§ **Records shown**

:::

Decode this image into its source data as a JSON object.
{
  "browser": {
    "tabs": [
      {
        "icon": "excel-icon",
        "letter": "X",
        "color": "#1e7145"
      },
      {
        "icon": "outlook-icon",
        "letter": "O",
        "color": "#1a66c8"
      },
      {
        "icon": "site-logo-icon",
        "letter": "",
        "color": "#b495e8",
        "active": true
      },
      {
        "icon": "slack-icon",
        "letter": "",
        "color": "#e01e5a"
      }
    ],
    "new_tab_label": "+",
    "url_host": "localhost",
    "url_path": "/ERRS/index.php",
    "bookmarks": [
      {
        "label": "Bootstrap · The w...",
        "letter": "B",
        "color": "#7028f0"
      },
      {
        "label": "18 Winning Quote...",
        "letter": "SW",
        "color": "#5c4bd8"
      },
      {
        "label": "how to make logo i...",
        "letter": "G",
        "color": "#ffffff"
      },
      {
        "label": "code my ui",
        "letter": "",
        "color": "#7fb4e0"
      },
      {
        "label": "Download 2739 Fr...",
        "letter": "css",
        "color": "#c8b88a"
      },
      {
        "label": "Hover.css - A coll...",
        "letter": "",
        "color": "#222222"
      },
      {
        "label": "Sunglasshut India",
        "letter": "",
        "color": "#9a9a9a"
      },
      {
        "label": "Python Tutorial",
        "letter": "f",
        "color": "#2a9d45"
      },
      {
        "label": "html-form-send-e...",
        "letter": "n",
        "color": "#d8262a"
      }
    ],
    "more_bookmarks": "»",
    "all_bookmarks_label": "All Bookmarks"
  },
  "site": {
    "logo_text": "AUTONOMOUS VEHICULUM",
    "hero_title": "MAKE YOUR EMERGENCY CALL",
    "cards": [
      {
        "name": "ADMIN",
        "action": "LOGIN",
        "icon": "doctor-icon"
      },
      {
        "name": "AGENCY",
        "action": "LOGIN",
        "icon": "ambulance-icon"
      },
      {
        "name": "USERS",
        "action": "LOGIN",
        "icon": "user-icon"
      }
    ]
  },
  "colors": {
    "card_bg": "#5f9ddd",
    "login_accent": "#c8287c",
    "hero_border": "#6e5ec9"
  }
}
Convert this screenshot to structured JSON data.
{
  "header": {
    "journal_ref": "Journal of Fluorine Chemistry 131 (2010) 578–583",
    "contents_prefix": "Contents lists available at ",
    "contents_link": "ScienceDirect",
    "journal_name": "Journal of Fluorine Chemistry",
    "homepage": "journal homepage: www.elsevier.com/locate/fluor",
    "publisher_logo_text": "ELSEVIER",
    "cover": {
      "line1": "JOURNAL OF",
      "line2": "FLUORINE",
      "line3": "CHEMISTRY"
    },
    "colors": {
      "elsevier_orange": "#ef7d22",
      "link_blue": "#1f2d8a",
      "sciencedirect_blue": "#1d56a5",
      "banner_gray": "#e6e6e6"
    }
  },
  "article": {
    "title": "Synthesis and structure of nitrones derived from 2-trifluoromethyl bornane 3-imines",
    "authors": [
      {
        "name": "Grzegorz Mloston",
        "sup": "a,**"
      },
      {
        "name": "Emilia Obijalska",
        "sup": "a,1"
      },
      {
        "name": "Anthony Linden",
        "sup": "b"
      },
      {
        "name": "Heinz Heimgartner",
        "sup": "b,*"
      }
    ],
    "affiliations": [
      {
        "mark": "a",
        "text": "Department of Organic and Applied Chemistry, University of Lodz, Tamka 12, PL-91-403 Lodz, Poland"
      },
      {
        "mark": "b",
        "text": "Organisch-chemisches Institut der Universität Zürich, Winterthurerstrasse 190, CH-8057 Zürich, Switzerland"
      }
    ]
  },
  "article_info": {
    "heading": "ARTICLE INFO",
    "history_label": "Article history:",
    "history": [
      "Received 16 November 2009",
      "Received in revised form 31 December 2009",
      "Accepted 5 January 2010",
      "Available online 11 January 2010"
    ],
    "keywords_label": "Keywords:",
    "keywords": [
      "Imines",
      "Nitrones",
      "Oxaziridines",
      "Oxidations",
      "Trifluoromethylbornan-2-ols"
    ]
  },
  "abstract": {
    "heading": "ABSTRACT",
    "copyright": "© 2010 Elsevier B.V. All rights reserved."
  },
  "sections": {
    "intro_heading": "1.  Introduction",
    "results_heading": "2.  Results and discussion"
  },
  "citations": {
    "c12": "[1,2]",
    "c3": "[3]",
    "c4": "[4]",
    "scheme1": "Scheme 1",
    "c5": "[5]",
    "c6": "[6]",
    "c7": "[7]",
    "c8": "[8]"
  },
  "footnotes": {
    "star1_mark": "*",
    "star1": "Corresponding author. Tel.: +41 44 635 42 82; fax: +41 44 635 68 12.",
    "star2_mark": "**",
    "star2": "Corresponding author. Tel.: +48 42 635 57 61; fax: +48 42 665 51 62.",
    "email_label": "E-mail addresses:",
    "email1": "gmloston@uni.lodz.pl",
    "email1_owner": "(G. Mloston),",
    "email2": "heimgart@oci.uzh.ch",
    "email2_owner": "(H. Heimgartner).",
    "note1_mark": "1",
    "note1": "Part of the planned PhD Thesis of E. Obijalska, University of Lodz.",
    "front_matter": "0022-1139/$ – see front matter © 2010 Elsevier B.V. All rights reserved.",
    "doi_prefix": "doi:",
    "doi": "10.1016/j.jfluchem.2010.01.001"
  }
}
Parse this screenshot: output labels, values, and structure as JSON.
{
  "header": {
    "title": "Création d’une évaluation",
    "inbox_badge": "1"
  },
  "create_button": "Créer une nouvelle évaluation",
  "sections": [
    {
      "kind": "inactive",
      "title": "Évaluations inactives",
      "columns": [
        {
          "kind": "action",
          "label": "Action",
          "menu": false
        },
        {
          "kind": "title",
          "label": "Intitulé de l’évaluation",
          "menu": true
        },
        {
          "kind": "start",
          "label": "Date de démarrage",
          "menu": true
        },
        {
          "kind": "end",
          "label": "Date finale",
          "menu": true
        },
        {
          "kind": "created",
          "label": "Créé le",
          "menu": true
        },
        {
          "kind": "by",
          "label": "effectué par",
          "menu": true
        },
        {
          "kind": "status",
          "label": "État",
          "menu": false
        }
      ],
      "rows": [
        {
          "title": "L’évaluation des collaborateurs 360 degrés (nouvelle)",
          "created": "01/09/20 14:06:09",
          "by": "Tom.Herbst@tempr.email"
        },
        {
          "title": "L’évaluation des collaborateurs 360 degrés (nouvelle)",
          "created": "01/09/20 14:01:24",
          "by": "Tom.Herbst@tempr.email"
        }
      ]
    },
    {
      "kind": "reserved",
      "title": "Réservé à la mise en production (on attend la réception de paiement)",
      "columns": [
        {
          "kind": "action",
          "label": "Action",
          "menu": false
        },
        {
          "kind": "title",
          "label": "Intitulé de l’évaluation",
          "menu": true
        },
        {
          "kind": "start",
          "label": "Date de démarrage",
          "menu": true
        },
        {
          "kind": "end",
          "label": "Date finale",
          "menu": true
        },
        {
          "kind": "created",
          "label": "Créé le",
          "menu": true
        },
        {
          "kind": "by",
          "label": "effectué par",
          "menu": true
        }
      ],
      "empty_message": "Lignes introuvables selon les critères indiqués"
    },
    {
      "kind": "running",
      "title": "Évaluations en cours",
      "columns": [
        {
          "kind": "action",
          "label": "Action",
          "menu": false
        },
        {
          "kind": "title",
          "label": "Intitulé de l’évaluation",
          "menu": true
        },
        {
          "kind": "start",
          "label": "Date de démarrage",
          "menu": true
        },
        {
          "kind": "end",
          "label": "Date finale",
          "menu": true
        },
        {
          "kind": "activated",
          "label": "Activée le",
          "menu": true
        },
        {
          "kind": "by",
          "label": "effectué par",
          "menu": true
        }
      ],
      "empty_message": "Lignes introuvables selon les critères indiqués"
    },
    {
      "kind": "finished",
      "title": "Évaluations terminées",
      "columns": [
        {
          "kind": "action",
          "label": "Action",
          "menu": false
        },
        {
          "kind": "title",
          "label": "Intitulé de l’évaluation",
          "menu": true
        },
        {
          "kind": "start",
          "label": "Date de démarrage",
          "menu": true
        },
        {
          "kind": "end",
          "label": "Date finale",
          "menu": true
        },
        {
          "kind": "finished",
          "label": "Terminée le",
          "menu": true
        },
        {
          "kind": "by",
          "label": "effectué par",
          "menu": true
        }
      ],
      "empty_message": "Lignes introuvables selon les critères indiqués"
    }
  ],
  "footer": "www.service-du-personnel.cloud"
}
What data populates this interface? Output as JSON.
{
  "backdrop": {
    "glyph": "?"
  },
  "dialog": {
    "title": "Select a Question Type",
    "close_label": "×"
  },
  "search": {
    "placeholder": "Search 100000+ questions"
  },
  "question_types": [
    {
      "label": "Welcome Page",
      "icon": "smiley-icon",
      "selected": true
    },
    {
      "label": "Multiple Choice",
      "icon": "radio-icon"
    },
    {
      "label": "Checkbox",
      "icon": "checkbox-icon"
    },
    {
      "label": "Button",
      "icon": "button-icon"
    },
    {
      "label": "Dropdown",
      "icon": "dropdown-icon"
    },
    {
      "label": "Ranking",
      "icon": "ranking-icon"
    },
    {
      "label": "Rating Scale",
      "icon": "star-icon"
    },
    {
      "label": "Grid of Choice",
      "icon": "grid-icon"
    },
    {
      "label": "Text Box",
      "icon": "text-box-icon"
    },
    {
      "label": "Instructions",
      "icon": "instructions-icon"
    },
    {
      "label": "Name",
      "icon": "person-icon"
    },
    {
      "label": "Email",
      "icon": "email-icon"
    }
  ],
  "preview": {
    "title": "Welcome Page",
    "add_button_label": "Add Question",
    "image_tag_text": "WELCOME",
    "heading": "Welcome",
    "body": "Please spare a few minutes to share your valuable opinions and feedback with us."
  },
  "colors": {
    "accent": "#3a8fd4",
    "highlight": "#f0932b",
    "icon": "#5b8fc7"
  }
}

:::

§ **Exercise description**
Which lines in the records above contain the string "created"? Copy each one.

§ **Answer box**
          "kind": "created",
          "created": "01/09/20 14:06:09",
          "created": "01/09/20 14:01:24",
          "kind": "created",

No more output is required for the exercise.